** Work request **
Reproduce the records below exactly as they are written.

Collected data:
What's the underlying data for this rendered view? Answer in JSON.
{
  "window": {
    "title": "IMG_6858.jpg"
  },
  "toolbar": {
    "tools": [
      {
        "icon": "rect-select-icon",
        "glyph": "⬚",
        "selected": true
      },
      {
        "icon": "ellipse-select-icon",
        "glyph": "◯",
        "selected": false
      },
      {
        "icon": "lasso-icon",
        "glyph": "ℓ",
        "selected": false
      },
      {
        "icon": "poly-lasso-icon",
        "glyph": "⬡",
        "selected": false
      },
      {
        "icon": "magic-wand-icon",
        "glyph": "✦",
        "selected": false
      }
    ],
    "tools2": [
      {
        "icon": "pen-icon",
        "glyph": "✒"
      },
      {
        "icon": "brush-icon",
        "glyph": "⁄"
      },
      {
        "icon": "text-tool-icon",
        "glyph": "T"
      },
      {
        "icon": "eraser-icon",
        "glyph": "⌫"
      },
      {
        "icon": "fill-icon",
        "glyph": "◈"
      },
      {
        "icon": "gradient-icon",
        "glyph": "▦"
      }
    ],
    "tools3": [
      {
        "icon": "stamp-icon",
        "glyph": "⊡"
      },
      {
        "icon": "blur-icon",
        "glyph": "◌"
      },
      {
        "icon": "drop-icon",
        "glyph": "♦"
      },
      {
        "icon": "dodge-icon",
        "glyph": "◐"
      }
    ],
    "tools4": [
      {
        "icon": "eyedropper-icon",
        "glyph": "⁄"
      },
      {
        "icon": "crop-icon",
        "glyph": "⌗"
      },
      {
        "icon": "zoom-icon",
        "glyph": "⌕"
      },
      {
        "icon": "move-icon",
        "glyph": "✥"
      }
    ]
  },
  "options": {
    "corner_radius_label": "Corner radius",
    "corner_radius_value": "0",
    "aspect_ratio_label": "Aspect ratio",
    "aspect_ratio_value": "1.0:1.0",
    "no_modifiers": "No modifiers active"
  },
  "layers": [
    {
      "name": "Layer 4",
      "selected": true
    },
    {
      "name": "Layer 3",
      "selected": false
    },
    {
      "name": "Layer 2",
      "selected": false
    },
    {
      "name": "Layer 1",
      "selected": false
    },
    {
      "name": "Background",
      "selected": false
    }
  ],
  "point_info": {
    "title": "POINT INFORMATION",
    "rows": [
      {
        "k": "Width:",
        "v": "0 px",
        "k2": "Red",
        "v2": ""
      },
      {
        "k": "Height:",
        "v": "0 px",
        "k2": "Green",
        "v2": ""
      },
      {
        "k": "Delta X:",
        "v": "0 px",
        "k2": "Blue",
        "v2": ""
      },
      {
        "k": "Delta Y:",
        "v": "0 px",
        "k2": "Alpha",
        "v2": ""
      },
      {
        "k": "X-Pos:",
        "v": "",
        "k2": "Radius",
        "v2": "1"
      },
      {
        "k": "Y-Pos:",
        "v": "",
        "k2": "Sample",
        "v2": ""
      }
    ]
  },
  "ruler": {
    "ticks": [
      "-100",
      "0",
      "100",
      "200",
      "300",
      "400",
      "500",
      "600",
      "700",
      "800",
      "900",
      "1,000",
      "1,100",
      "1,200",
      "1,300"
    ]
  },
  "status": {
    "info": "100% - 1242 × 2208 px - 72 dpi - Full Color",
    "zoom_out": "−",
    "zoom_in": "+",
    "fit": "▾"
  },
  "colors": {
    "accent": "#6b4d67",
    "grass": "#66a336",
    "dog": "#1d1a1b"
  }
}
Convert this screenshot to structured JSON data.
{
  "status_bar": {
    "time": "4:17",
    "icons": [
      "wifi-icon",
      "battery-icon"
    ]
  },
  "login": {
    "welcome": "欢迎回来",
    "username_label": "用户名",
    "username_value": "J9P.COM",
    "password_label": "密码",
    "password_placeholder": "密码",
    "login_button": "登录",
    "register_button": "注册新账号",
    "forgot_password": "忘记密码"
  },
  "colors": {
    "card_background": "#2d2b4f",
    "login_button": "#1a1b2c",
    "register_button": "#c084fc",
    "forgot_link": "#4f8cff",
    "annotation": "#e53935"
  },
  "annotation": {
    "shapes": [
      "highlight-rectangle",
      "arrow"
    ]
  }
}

** Response area **
What's the underlying data for this rendered view? Answer in JSON.
{
  "window": {
    "title": "IMG_6858.jpg"
  },
  "toolbar": {
    "tools": [
      {
        "icon": "rect-select-icon",
        "glyph": "⬚",
        "selected": true
      },
      {
        "icon": "ellipse-select-icon",
        "glyph": "◯",
        "selected": false
      },
      {
        "icon": "lasso-icon",
        "glyph": "ℓ",
        "selected": false
      },
      {
        "icon": "poly-lasso-icon",
        "glyph": "⬡",
        "selected": false
      },
      {
        "icon": "magic-wand-icon",
        "glyph": "✦",
        "selected": false
      }
    ],
    "tools2": [
      {
        "icon": "pen-icon",
        "glyph": "✒"
      },
      {
        "icon": "brush-icon",
        "glyph": "⁄"
      },
      {
        "icon": "text-tool-icon",
        "glyph": "T"
      },
      {
        "icon": "eraser-icon",
        "glyph": "⌫"
      },
      {
        "icon": "fill-icon",
        "glyph": "◈"
      },
      {
        "icon": "gradient-icon",
        "glyph": "▦"
      }
    ],
    "tools3": [
      {
        "icon": "stamp-icon",
        "glyph": "⊡"
      },
      {
        "icon": "blur-icon",
        "glyph": "◌"
      },
      {
        "icon": "drop-icon",
        "glyph": "♦"
      },
      {
        "icon": "dodge-icon",
        "glyph": "◐"
      }
    ],
    "tools4": [
      {
        "icon": "eyedropper-icon",
        "glyph": "⁄"
      },
      {
        "icon": "crop-icon",
        "glyph": "⌗"
      },
      {
        "icon": "zoom-icon",
        "glyph": "⌕"
      },
      {
        "icon": "move-icon",
        "glyph": "✥"
      }
    ]
  },
  "options": {
    "corner_radius_label": "Corner radius",
    "corner_radius_value": "0",
    "aspect_ratio_label": "Aspect ratio",
    "aspect_ratio_value": "1.0:1.0",
    "no_modifiers": "No modifiers active"
  },
  "layers": [
    {
      "name": "Layer 4",
      "selected": true
    },
    {
      "name": "Layer 3",
      "selected": false
    },
    {
      "name": "Layer 2",
      "selected": false
    },
    {
      "name": "Layer 1",
      "selected": false
    },
    {
      "name": "Background",
      "selected": false
    }
  ],
  "point_info": {
    "title": "POINT INFORMATION",
    "rows": [
      {
        "k": "Width:",
        "v": "0 px",
        "k2": "Red",
        "v2": ""
      },
      {
        "k": "Height:",
        "v": "0 px",
        "k2": "Green",
        "v2": ""
      },
      {
        "k": "Delta X:",
        "v": "0 px",
        "k2": "Blue",
        "v2": ""
      },
      {
        "k": "Delta Y:",
        "v": "0 px",
        "k2": "Alpha",
        "v2": ""
      },
      {
        "k": "X-Pos:",
        "v": "",
        "k2": "Radius",
        "v2": "1"
      },
      {
        "k": "Y-Pos:",
        "v": "",
        "k2": "Sample",
        "v2": ""
      }
    ]
  },
  "ruler": {
    "ticks": [
      "-100",
      "0",
      "100",
      "200",
      "300",
      "400",
      "500",
      "600",
      "700",
      "800",
      "900",
      "1,000",
      "1,100",
      "1,200",
      "1,300"
    ]
  },
  "status": {
    "info": "100% - 1242 × 2208 px - 72 dpi - Full Color",
    "zoom_out": "−",
    "zoom_in": "+",
    "fit": "▾"
  },
  "colors": {
    "accent": "#6b4d67",
    "grass": "#66a336",
    "dog": "#1d1a1b"
  }
}
Convert this screenshot to structured JSON data.
{
  "status_bar": {
    "time": "4:17",
    "icons": [
      "wifi-icon",
      "battery-icon"
    ]
  },
  "login": {
    "welcome": "欢迎回来",
    "username_label": "用户名",
    "username_value": "J9P.COM",
    "password_label": "密码",
    "password_placeholder": "密码",
    "login_button": "登录",
    "register_button": "注册新账号",
    "forgot_password": "忘记密码"
  },
  "colors": {
    "card_background": "#2d2b4f",
    "login_button": "#1a1b2c",
    "register_button": "#c084fc",
    "forgot_link": "#4f8cff",
    "annotation": "#e53935"
  },
  "annotation": {
    "shapes": [
      "highlight-rectangle",
      "arrow"
    ]
  }
}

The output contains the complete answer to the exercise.